Clinical Trial Phases
Clinical trials test whether potential new treatments are safe and effective for patients through carefully-designed research studies.
In order for a new treatment to reach patients, it must successfully pass several clinical trial phases, which involve increasing numbers of participants for each stage. New treatments can’t be approved by the Food and Drug Administration (FDA) without volunteers taking part.
Pre-clinical testing: Before trials start
Before researchers begin testing a potential new treatment in people, extensive research is conducted to decide whether the drug is a good candidate for clinical trials.
Testing includes in vitro (in a test tube or cell culture), in vivo (animal), or computer modeling experiments.
Preclinical research may take anywhere from
one to six years.
What are the phases of clinical trials?
Phase 0 trials
Phase 0 trials are a non-required exploratory phase in which researchers test less than 1% of the dose of the investigational treatment in a very small group of volunteers to understand whether it may work in the body as expected.
Phase 1 trials
Phase 1 trials measure the safety – not effectiveness – of a potential treatment. Sometimes, only healthy volunteers participate.
Last up to a year
Around 70% of treatments move to the next phase.
Phase 2 trials
Phase 2 trials enroll volunteers living with the condition being studied. They measure a potential treatment for effectiveness.
Several hundred volunteers
Last up to 2 years
Around 33% of treatments move to the next phase from here.
*If researchers want to learn more about an investigational treatment before moving on to Phase 3, they may conduct a Phase 2b trial.
Phase 3 trials
Phase 3 trials—If the drug shows positive results, the sponsor applies to the FDA to have the drug approved. The FDA analyzes data from all previous phases, and if all looks good, the drug is approved to be marketed.
Hundreds of volunteers
Last several years
25 to 30% of treatments that enter this phase are approved.
*After a new treatment has been approved, researchers may also conduct Phase 3b trials to learn more about the drug’s impact on quality of life, for example.
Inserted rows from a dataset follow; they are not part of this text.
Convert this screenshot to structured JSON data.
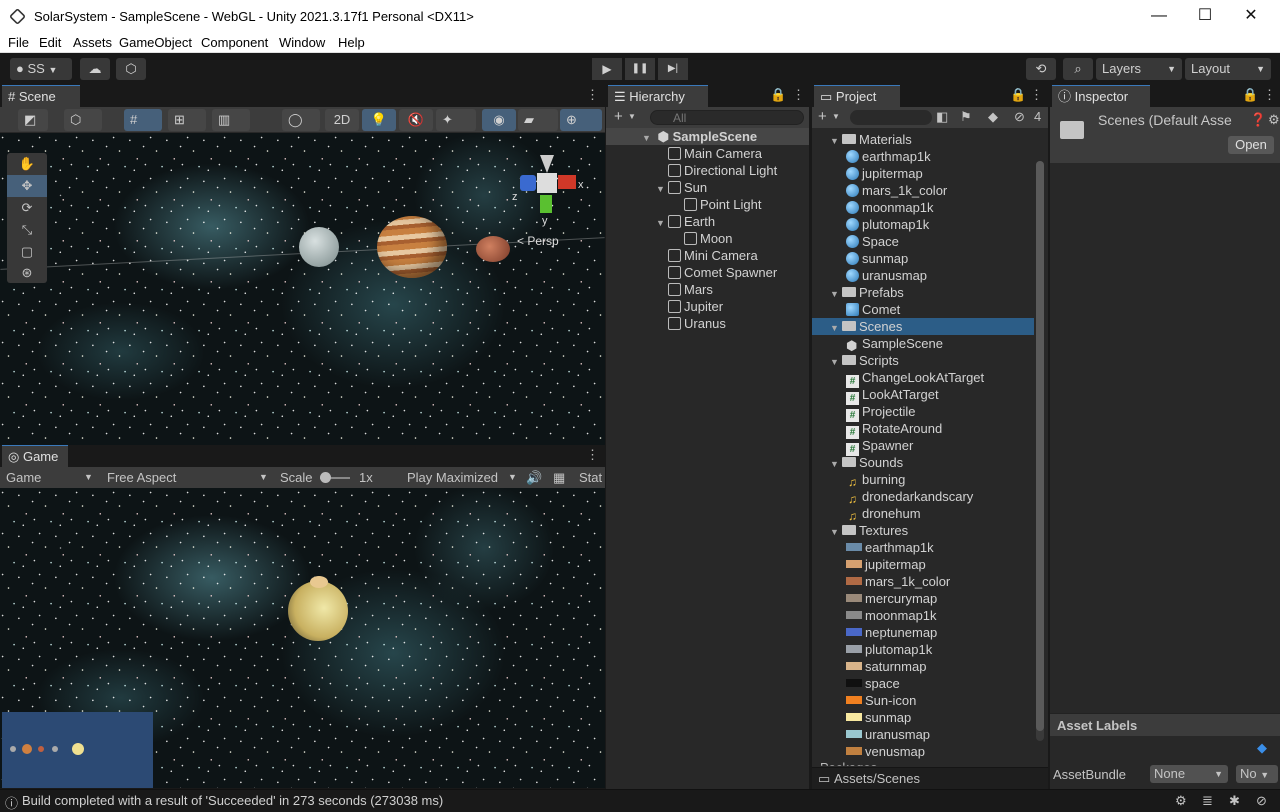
{
  "window": {
    "title": "SolarSystem - SampleScene - WebGL - Unity 2021.3.17f1 Personal <DX11>",
    "controls": {
      "minimize": "—",
      "maximize": "☐",
      "close": "✕"
    }
  },
  "menu": [
    "File",
    "Edit",
    "Assets",
    "GameObject",
    "Component",
    "Window",
    "Help"
  ],
  "toolbar": {
    "account_label": "SS",
    "layers_label": "Layers",
    "layout_label": "Layout",
    "play_icons": {
      "play": "▶",
      "pause": "❚❚",
      "step": "▶|"
    }
  },
  "scene": {
    "tab_label": "Scene",
    "mode_2d": "2D",
    "persp_label": "< Persp",
    "axis_labels": {
      "x": "x",
      "y": "y",
      "z": "z"
    }
  },
  "game": {
    "tab_label": "Game",
    "display": "Game",
    "aspect": "Free Aspect",
    "scale_label": "Scale",
    "scale_value": "1x",
    "play_mode": "Play Maximized",
    "stats": "Stat"
  },
  "hierarchy": {
    "tab_label": "Hierarchy",
    "search_placeholder": "All",
    "scene_name": "SampleScene",
    "items": [
      {
        "label": "Main Camera",
        "depth": 1,
        "expand": ""
      },
      {
        "label": "Directional Light",
        "depth": 1,
        "expand": ""
      },
      {
        "label": "Sun",
        "depth": 1,
        "expand": "▼"
      },
      {
        "label": "Point Light",
        "depth": 2,
        "expand": ""
      },
      {
        "label": "Earth",
        "depth": 1,
        "expand": "▼"
      },
      {
        "label": "Moon",
        "depth": 2,
        "expand": ""
      },
      {
        "label": "Mini Camera",
        "depth": 1,
        "expand": ""
      },
      {
        "label": "Comet Spawner",
        "depth": 1,
        "expand": ""
      },
      {
        "label": "Mars",
        "depth": 1,
        "expand": ""
      },
      {
        "label": "Jupiter",
        "depth": 1,
        "expand": ""
      },
      {
        "label": "Uranus",
        "depth": 1,
        "expand": ""
      }
    ]
  },
  "project": {
    "tab_label": "Project",
    "hidden_count": "4",
    "breadcrumb": "Assets/Scenes",
    "items": [
      {
        "label": "Materials",
        "kind": "folder",
        "depth": 0
      },
      {
        "label": "earthmap1k",
        "kind": "mat",
        "depth": 1
      },
      {
        "label": "jupitermap",
        "kind": "mat",
        "depth": 1
      },
      {
        "label": "mars_1k_color",
        "kind": "mat",
        "depth": 1
      },
      {
        "label": "moonmap1k",
        "kind": "mat",
        "depth": 1
      },
      {
        "label": "plutomap1k",
        "kind": "mat",
        "depth": 1
      },
      {
        "label": "Space",
        "kind": "mat",
        "depth": 1
      },
      {
        "label": "sunmap",
        "kind": "mat",
        "depth": 1
      },
      {
        "label": "uranusmap",
        "kind": "mat",
        "depth": 1
      },
      {
        "label": "Prefabs",
        "kind": "folder",
        "depth": 0
      },
      {
        "label": "Comet",
        "kind": "prefab",
        "depth": 1
      },
      {
        "label": "Scenes",
        "kind": "folder",
        "depth": 0,
        "selected": true
      },
      {
        "label": "SampleScene",
        "kind": "unity",
        "depth": 1
      },
      {
        "label": "Scripts",
        "kind": "folder",
        "depth": 0
      },
      {
        "label": "ChangeLookAtTarget",
        "kind": "script",
        "depth": 1
      },
      {
        "label": "LookAtTarget",
        "kind": "script",
        "depth": 1
      },
      {
        "label": "Projectile",
        "kind": "script",
        "depth": 1
      },
      {
        "label": "RotateAround",
        "kind": "script",
        "depth": 1
      },
      {
        "label": "Spawner",
        "kind": "script",
        "depth": 1
      },
      {
        "label": "Sounds",
        "kind": "folder",
        "depth": 0
      },
      {
        "label": "burning",
        "kind": "audio",
        "depth": 1
      },
      {
        "label": "dronedarkandscary",
        "kind": "audio",
        "depth": 1
      },
      {
        "label": "dronehum",
        "kind": "audio",
        "depth": 1
      },
      {
        "label": "Textures",
        "kind": "folder",
        "depth": 0
      },
      {
        "label": "earthmap1k",
        "kind": "tex",
        "color": "#6a8ba8",
        "depth": 1
      },
      {
        "label": "jupitermap",
        "kind": "tex",
        "color": "#d5a070",
        "depth": 1
      },
      {
        "label": "mars_1k_color",
        "kind": "tex",
        "color": "#b06a45",
        "depth": 1
      },
      {
        "label": "mercurymap",
        "kind": "tex",
        "color": "#9a8a7a",
        "depth": 1
      },
      {
        "label": "moonmap1k",
        "kind": "tex",
        "color": "#8a8a8a",
        "depth": 1
      },
      {
        "label": "neptunemap",
        "kind": "tex",
        "color": "#4a68c8",
        "depth": 1
      },
      {
        "label": "plutomap1k",
        "kind": "tex",
        "color": "#9aa0a8",
        "depth": 1
      },
      {
        "label": "saturnmap",
        "kind": "tex",
        "color": "#d8b48a",
        "depth": 1
      },
      {
        "label": "space",
        "kind": "tex",
        "color": "#101010",
        "depth": 1
      },
      {
        "label": "Sun-icon",
        "kind": "tex",
        "color": "#f08020",
        "depth": 1
      },
      {
        "label": "sunmap",
        "kind": "tex",
        "color": "#f8e8a0",
        "depth": 1
      },
      {
        "label": "uranusmap",
        "kind": "tex",
        "color": "#9ac8d0",
        "depth": 1
      },
      {
        "label": "venusmap",
        "kind": "tex",
        "color": "#c08040",
        "depth": 1
      }
    ],
    "cutoff_label": "Packages"
  },
  "inspector": {
    "tab_label": "Inspector",
    "asset_title": "Scenes (Default Asse",
    "open_button": "Open",
    "asset_labels": "Asset Labels",
    "asset_bundle_label": "AssetBundle",
    "bundle_value": "None",
    "variant_value": "No"
  },
  "status": {
    "message": "Build completed with a result of 'Succeeded' in 273 seconds (273038 ms)"
  },
  "colors": {
    "selection": "#2c5d87",
    "panel_bg": "#282828",
    "tab_bg": "#3c3c3c"
  }
}
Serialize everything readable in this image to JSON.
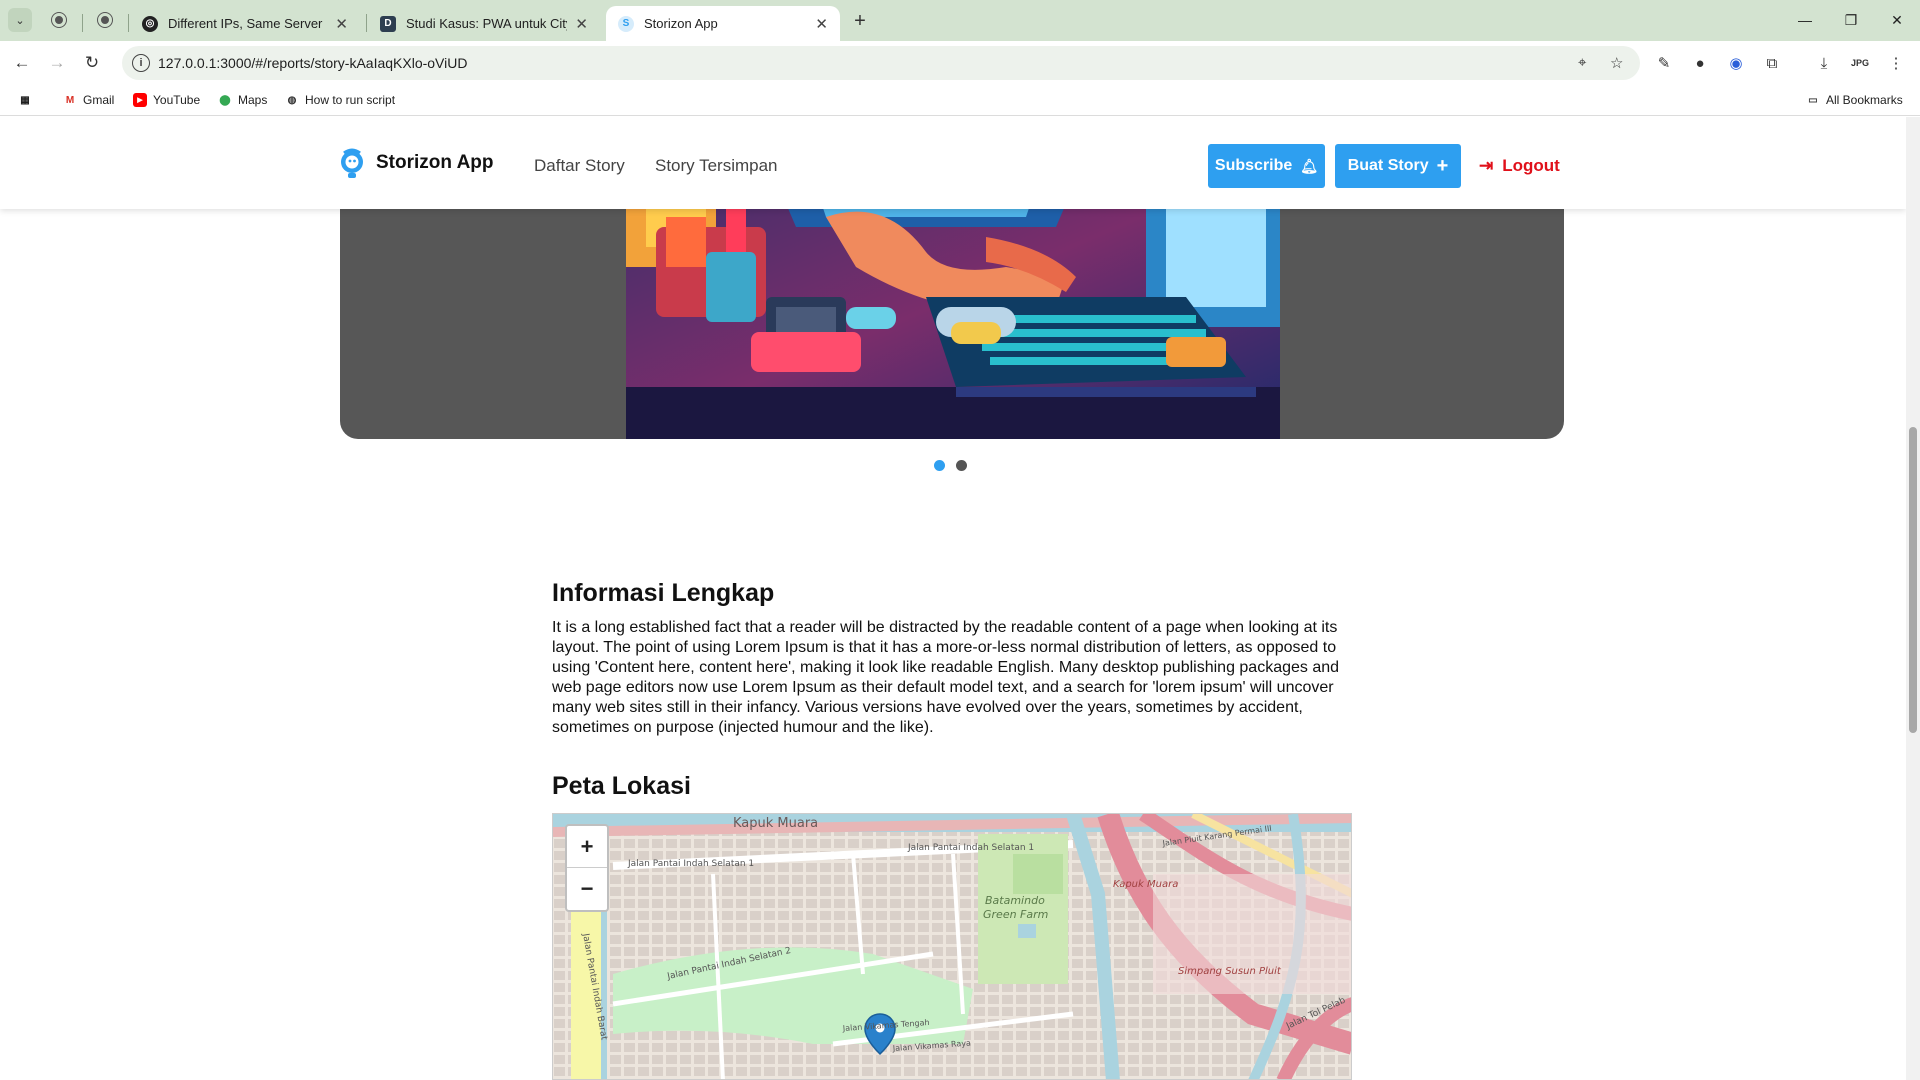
{
  "browser": {
    "tabs": [
      {
        "title": "Different IPs, Same Server",
        "favicon": "openai-icon"
      },
      {
        "title": "Studi Kasus: PWA untuk CityCar",
        "favicon": "dicoding-icon"
      },
      {
        "title": "Storizon App",
        "favicon": "storizon-icon",
        "active": true
      }
    ],
    "new_tab_label": "+",
    "url": "127.0.0.1:3000/#/reports/story-kAaIaqKXlo-oViUD",
    "bookmarks": [
      {
        "label": "Gmail",
        "icon": "gmail-icon"
      },
      {
        "label": "YouTube",
        "icon": "youtube-icon"
      },
      {
        "label": "Maps",
        "icon": "maps-icon"
      },
      {
        "label": "How to run script",
        "icon": "globe-icon"
      }
    ],
    "all_bookmarks": "All Bookmarks",
    "extension_badge": "JPG"
  },
  "header": {
    "brand": "Storizon App",
    "nav": [
      "Daftar Story",
      "Story Tersimpan"
    ],
    "subscribe_label": "Subscribe",
    "create_label": "Buat Story",
    "logout_label": "Logout",
    "accent_color": "#2e9ff0",
    "logout_color": "#e0101a"
  },
  "carousel": {
    "slide_count": 2,
    "active_index": 0
  },
  "details": {
    "heading": "Informasi Lengkap",
    "body": "It is a long established fact that a reader will be distracted by the readable content of a page when looking at its layout. The point of using Lorem Ipsum is that it has a more-or-less normal distribution of letters, as opposed to using 'Content here, content here', making it look like readable English. Many desktop publishing packages and web page editors now use Lorem Ipsum as their default model text, and a search for 'lorem ipsum' will uncover many web sites still in their infancy. Various versions have evolved over the years, sometimes by accident, sometimes on purpose (injected humour and the like)."
  },
  "map": {
    "heading": "Peta Lokasi",
    "zoom_in": "+",
    "zoom_out": "−",
    "labels": {
      "kapuk_muara_top": "Kapuk Muara",
      "pantai_indah_1a": "Jalan Pantai Indah Selatan 1",
      "pantai_indah_1b": "Jalan Pantai Indah Selatan 1",
      "pantai_indah_2": "Jalan Pantai Indah Selatan 2",
      "batamindo": "Batamindo",
      "green_farm": "Green Farm",
      "kapuk_muara_right": "Kapuk Muara",
      "simpang_susun": "Simpang Susun Pluit",
      "pluit_karang": "Jalan Pluit Karang Permai III",
      "vikamas_tengah": "Jalan Vikamas Tengah",
      "vikamas_raya": "Jalan Vikamas Raya",
      "pantai_indah_barat": "Jalan Pantai Indah Barat",
      "tol_pelabuhan": "Jalan Tol Pelab"
    }
  }
}
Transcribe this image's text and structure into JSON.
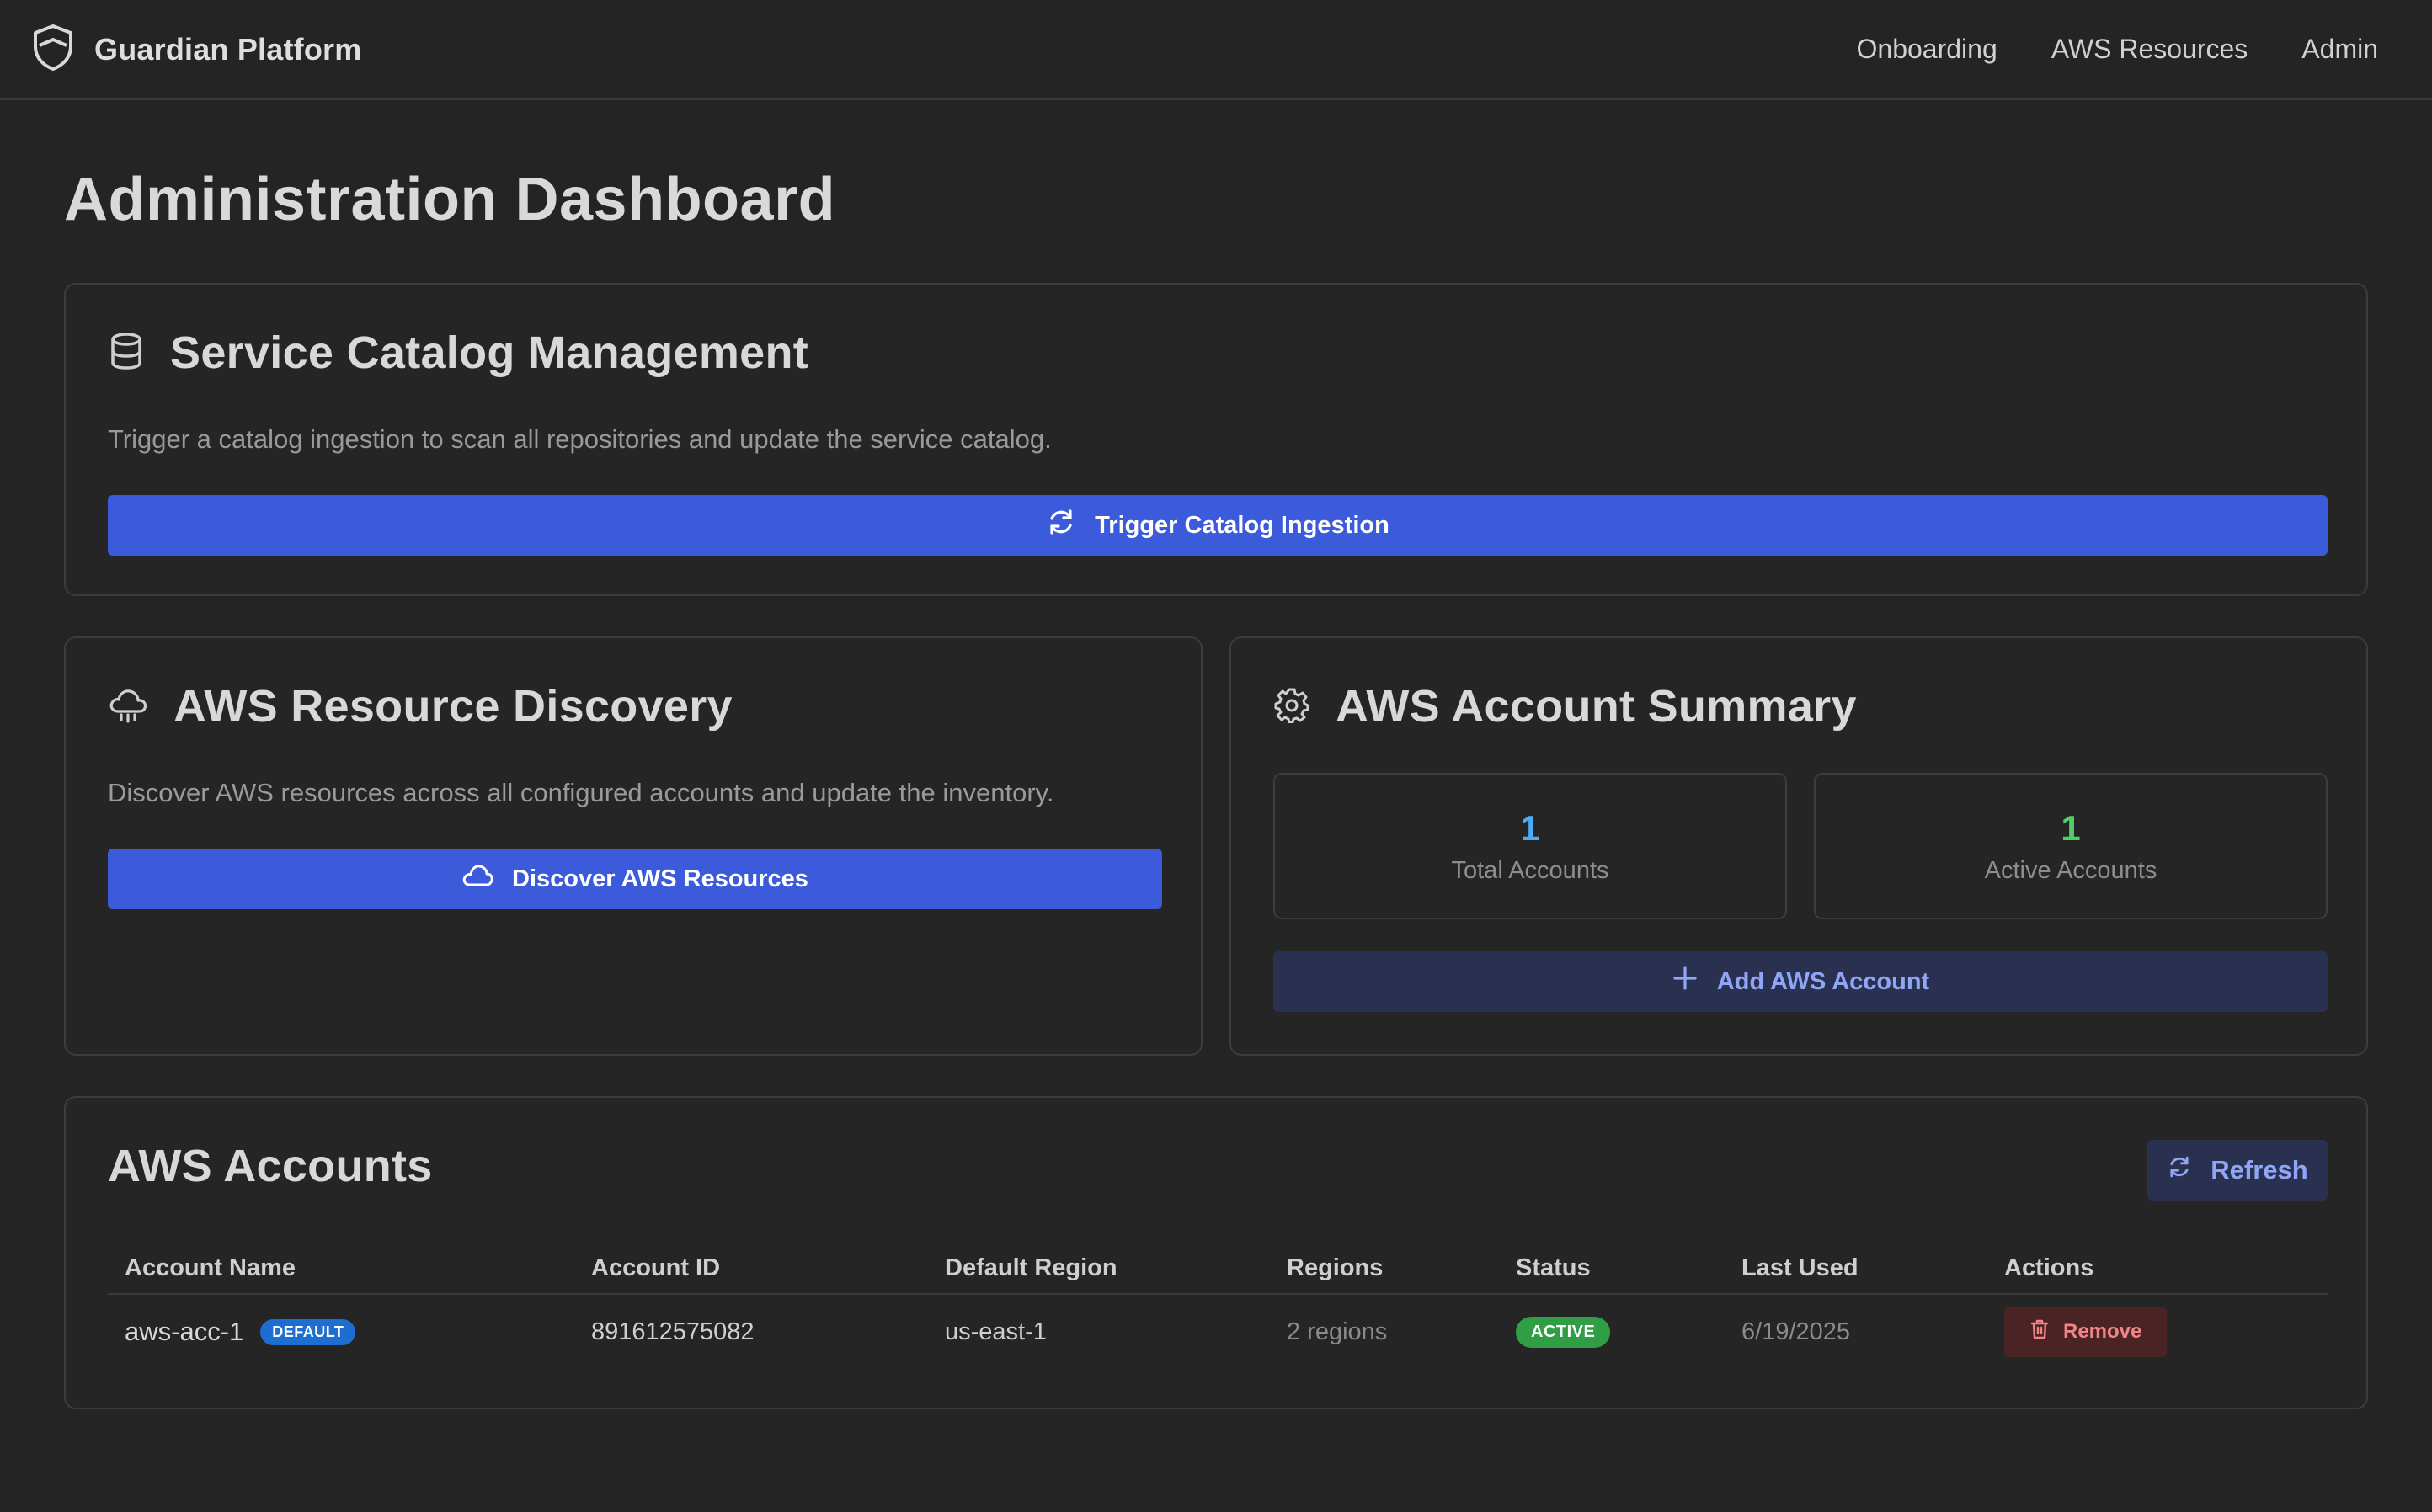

Post-marketing trials take place after a new treatment is approved if the drug developer wants to continue monitoring patients to learn more about the drug’s longer-term effects. These studies may also compare the treatment against other already-approved options.
What about medical device clinical trials?
Medical devices must also be approved for use, but go through a somewhat different process. Devices are tested first for safety and performance in what is called a “pilot” or feasibility study with a small group of patients, typically 10 to 30.
Next, a “pivotal” trial enrolls a larger population of patients, from 150 to 300 participants, to further test safety and effectiveness. Post-approval studies collect long-term information, like post-marketing studies for drug trials do.
How do I find out the phase of a trial I’m interested in?
Whether you’re searching for trials on ClinicalTrials.gov or using a clinical trial search tool like Antidote, the trial phase will be included in the listing, along with information about inclusion and exclusion criteria for the trial.
Which phase should I participate in?
Participating in a clinical trial is always a personal decision. Weigh the benefits against the risks when choosing to participate in any trial. For example, a Phase 1 trial is the most likely to offer financial compensation, but also has the most risk because there will have been little to no human testing done before the trial. Whatever your decision, you’re always free to leave a clinical trial at any time, for any reason, once you join.